A visit to the plot just before lunchtime to gather some sweetcorn brought cries of dismay.......! My ten remaining beautiful Tuxedo sweetcorn cobs were all raggedy and eaten. The mice had had all but one of my lovely corn, and even that one was started. We were so disappointed. One sweetcorn cob is not enough for a good lunch for two....even with homemade spelt and oat bread toast!!!!
After lunch I went back down to the plot to continue the tidy up. I took the latest bag of lawn mowings to spread over the bean bed that I cleared last week (2nd photo). This bed will be for spuds next year, as well as the leek bed behind. Also the other bean bed (1st photo) and the ex-sweetcorn bed behind that. I will shortly be spreading the lovely mature manure that's been stacked for a year onto these 4 beds. I'll let the worms do their bit.
When I turn the compost bin I will also load some of the oldest stuff, at the bottom of the bay, onto these beds too. That should produce good spuds next year!
The weedy bank behind these beds has been strimmed by DH and he raked it and stacked the odd rubbish piles from all over the plot ready for my bonfire. We can't have fires between March and October so quite a bit collects up.
I cleared the sweetcorn bed this afternoon (the second bed in this photo) and also had a good tidy up of the brassica bed. The cauli stems I had left in just to see what they would do are now gone, the bed is weeded, and the net checked for holes and replaced. There are still butterflies around and I don't want to risk an attack. The Brussels sprouts are looking good, although some are grown quite big and are "blowing"! I read somewhere what to do about that but have forgotten what it was. Might have been Epsom salts.....anyone know?
So....the end of the plot nearest the shed is quite respectable now.....but as you can see here the top end is a bit of a mess still.
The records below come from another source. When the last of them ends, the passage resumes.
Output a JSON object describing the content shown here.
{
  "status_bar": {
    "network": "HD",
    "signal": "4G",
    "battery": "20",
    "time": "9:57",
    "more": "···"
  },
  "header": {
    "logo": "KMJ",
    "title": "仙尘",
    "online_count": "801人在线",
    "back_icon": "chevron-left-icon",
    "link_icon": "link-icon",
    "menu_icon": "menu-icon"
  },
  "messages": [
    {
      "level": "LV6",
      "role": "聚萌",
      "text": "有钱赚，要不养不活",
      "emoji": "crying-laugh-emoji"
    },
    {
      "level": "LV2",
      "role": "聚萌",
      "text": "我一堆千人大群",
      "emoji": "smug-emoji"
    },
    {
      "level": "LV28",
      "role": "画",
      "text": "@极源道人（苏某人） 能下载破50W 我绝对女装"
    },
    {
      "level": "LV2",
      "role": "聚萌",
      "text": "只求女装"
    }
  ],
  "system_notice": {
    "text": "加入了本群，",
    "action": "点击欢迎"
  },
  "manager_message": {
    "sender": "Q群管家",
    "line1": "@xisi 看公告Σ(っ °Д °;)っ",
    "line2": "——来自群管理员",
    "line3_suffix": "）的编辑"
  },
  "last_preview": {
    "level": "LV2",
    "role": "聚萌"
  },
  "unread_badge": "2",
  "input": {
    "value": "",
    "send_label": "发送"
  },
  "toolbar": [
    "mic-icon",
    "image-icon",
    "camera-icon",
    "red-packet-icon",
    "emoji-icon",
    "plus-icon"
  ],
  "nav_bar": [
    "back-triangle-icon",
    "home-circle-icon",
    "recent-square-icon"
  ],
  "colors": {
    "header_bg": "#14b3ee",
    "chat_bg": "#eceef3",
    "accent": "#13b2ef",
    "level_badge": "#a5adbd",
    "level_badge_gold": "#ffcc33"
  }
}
I planted out some more purple sprouting broccoli plants, and some more, later, brussels sprouts. The broccoli was a bit eaten when I bought the plants (in fact they let me have them for nothing as there were actually caterpillars on them) and I am hoping that they will recover.
The heap of plant debris here will go into the compost bays when I have emptied the manure from one and turned the other into it. The empty one will then be started all over again with this lot. It is sweetcorn stems, squash and pumpkin bines, and the healthy potato haulms.
The bed in the background is the Desiree potato bed, with enough there for us for most of the winter. Last year we dug them up well into February, so we hope to do the same this year. Our winters are so mild here, and the plot so well draining, that we don't have to dig up and clamp potatoes. We just dig them up when we want them.
Hopefully I can get to the plot next week to carry on the autumn clear-up and get the compost turned.
Now for an evening's sit.